START Source data

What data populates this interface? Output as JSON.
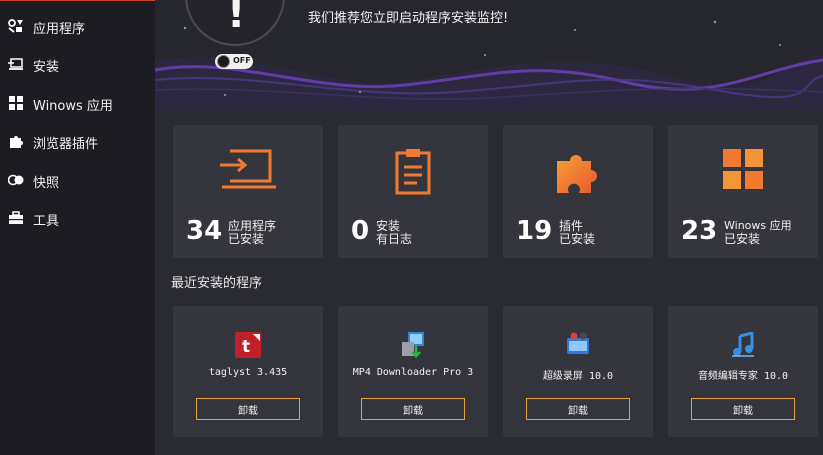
{
  "sidebar": {
    "items": [
      {
        "label": "应用程序",
        "icon": "apps-icon"
      },
      {
        "label": "安装",
        "icon": "install-icon"
      },
      {
        "label": "Winows 应用",
        "icon": "windows-grid-icon"
      },
      {
        "label": "浏览器插件",
        "icon": "puzzle-icon"
      },
      {
        "label": "快照",
        "icon": "snapshot-icon"
      },
      {
        "label": "工具",
        "icon": "toolbox-icon"
      }
    ]
  },
  "banner": {
    "message": "我们推荐您立即启动程序安装监控!",
    "alert_symbol": "!",
    "toggle_label": "OFF",
    "toggle_state": "off"
  },
  "stats": [
    {
      "number": "34",
      "line1": "应用程序",
      "line2": "已安装",
      "icon": "laptop-install-icon"
    },
    {
      "number": "0",
      "line1": "安装",
      "line2": "有日志",
      "icon": "clipboard-log-icon"
    },
    {
      "number": "19",
      "line1": "插件",
      "line2": "已安装",
      "icon": "puzzle-icon"
    },
    {
      "number": "23",
      "line1": "Winows 应用",
      "line2": "已安装",
      "icon": "windows-grid-icon"
    }
  ],
  "recent": {
    "title": "最近安装的程序",
    "apps": [
      {
        "name": "taglyst 3.435",
        "button": "卸载",
        "icon": "taglyst-icon"
      },
      {
        "name": "MP4 Downloader Pro 3",
        "button": "卸载",
        "icon": "mp4-downloader-icon"
      },
      {
        "name": "超级录屏 10.0",
        "button": "卸载",
        "icon": "screen-recorder-icon"
      },
      {
        "name": "音频编辑专家 10.0",
        "button": "卸载",
        "icon": "audio-editor-icon"
      }
    ]
  },
  "colors": {
    "accent_orange": "#f07a32",
    "button_border": "#e8a23a",
    "sidebar_bg": "#1c1c22",
    "card_bg": "#35353d",
    "wave_purple": "#6a3fb5"
  }
}
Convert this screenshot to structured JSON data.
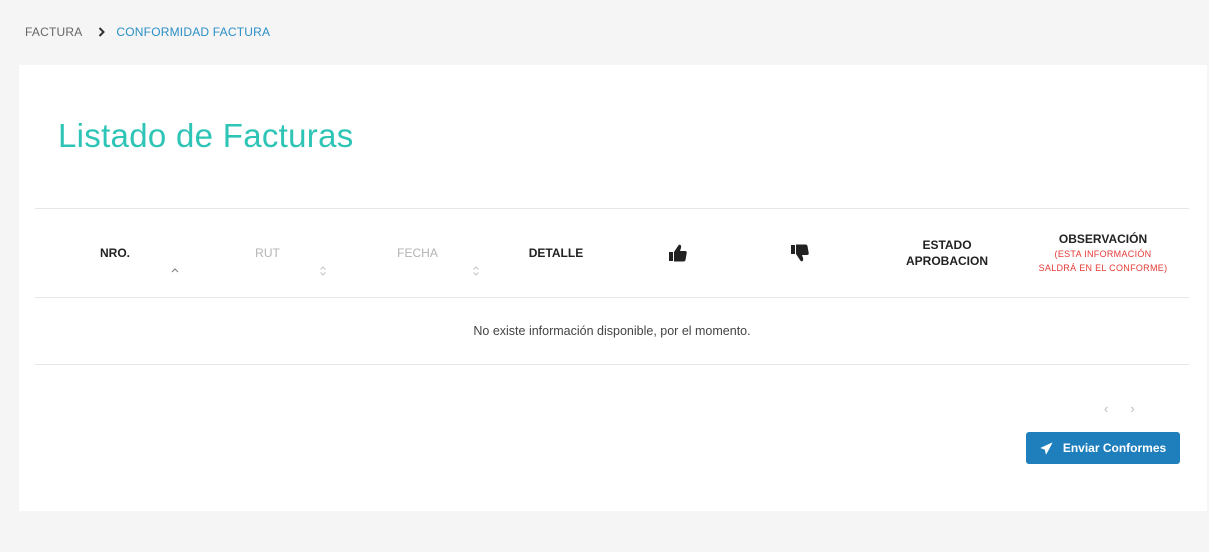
{
  "breadcrumb": {
    "root": "FACTURA",
    "current": "CONFORMIDAD FACTURA"
  },
  "page": {
    "title": "Listado de Facturas"
  },
  "table": {
    "columns": {
      "nro": "NRO.",
      "rut": "RUT",
      "fecha": "FECHA",
      "detalle": "DETALLE",
      "approve_icon": "thumbs-up-icon",
      "reject_icon": "thumbs-down-icon",
      "estado_line1": "ESTADO",
      "estado_line2": "APROBACION",
      "observacion": "OBSERVACIÓN",
      "observacion_note_1": "(ESTA INFORMACIÓN",
      "observacion_note_2": "SALDRÁ EN EL CONFORME)"
    },
    "empty_message": "No existe información disponible, por el momento."
  },
  "pagination": {
    "prev": "‹",
    "next": "›"
  },
  "actions": {
    "send_label": "Enviar Conformes",
    "send_icon": "paper-plane-icon"
  },
  "colors": {
    "title": "#2ec4b6",
    "accent": "#1f7fbd",
    "link": "#2b8fc6",
    "warning_text": "#e53935"
  }
}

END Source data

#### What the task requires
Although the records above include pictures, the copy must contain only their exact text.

#### Output
What data populates this interface? Output as JSON.
{
  "sidebar": {
    "items": [
      {
        "label": "应用程序",
        "icon": "apps-icon"
      },
      {
        "label": "安装",
        "icon": "install-icon"
      },
      {
        "label": "Winows 应用",
        "icon": "windows-grid-icon"
      },
      {
        "label": "浏览器插件",
        "icon": "puzzle-icon"
      },
      {
        "label": "快照",
        "icon": "snapshot-icon"
      },
      {
        "label": "工具",
        "icon": "toolbox-icon"
      }
    ]
  },
  "banner": {
    "message": "我们推荐您立即启动程序安装监控!",
    "alert_symbol": "!",
    "toggle_label": "OFF",
    "toggle_state": "off"
  },
  "stats": [
    {
      "number": "34",
      "line1": "应用程序",
      "line2": "已安装",
      "icon": "laptop-install-icon"
    },
    {
      "number": "0",
      "line1": "安装",
      "line2": "有日志",
      "icon": "clipboard-log-icon"
    },
    {
      "number": "19",
      "line1": "插件",
      "line2": "已安装",
      "icon": "puzzle-icon"
    },
    {
      "number": "23",
      "line1": "Winows 应用",
      "line2": "已安装",
      "icon": "windows-grid-icon"
    }
  ],
  "recent": {
    "title": "最近安装的程序",
    "apps": [
      {
        "name": "taglyst 3.435",
        "button": "卸载",
        "icon": "taglyst-icon"
      },
      {
        "name": "MP4 Downloader Pro 3",
        "button": "卸载",
        "icon": "mp4-downloader-icon"
      },
      {
        "name": "超级录屏 10.0",
        "button": "卸载",
        "icon": "screen-recorder-icon"
      },
      {
        "name": "音频编辑专家 10.0",
        "button": "卸载",
        "icon": "audio-editor-icon"
      }
    ]
  },
  "colors": {
    "accent_orange": "#f07a32",
    "button_border": "#e8a23a",
    "sidebar_bg": "#1c1c22",
    "card_bg": "#35353d",
    "wave_purple": "#6a3fb5"
  }
}
Convert this screenshot to structured JSON data.
{
  "breadcrumb": {
    "root": "FACTURA",
    "current": "CONFORMIDAD FACTURA"
  },
  "page": {
    "title": "Listado de Facturas"
  },
  "table": {
    "columns": {
      "nro": "NRO.",
      "rut": "RUT",
      "fecha": "FECHA",
      "detalle": "DETALLE",
      "approve_icon": "thumbs-up-icon",
      "reject_icon": "thumbs-down-icon",
      "estado_line1": "ESTADO",
      "estado_line2": "APROBACION",
      "observacion": "OBSERVACIÓN",
      "observacion_note_1": "(ESTA INFORMACIÓN",
      "observacion_note_2": "SALDRÁ EN EL CONFORME)"
    },
    "empty_message": "No existe información disponible, por el momento."
  },
  "pagination": {
    "prev": "‹",
    "next": "›"
  },
  "actions": {
    "send_label": "Enviar Conformes",
    "send_icon": "paper-plane-icon"
  },
  "colors": {
    "title": "#2ec4b6",
    "accent": "#1f7fbd",
    "link": "#2b8fc6",
    "warning_text": "#e53935"
  }
}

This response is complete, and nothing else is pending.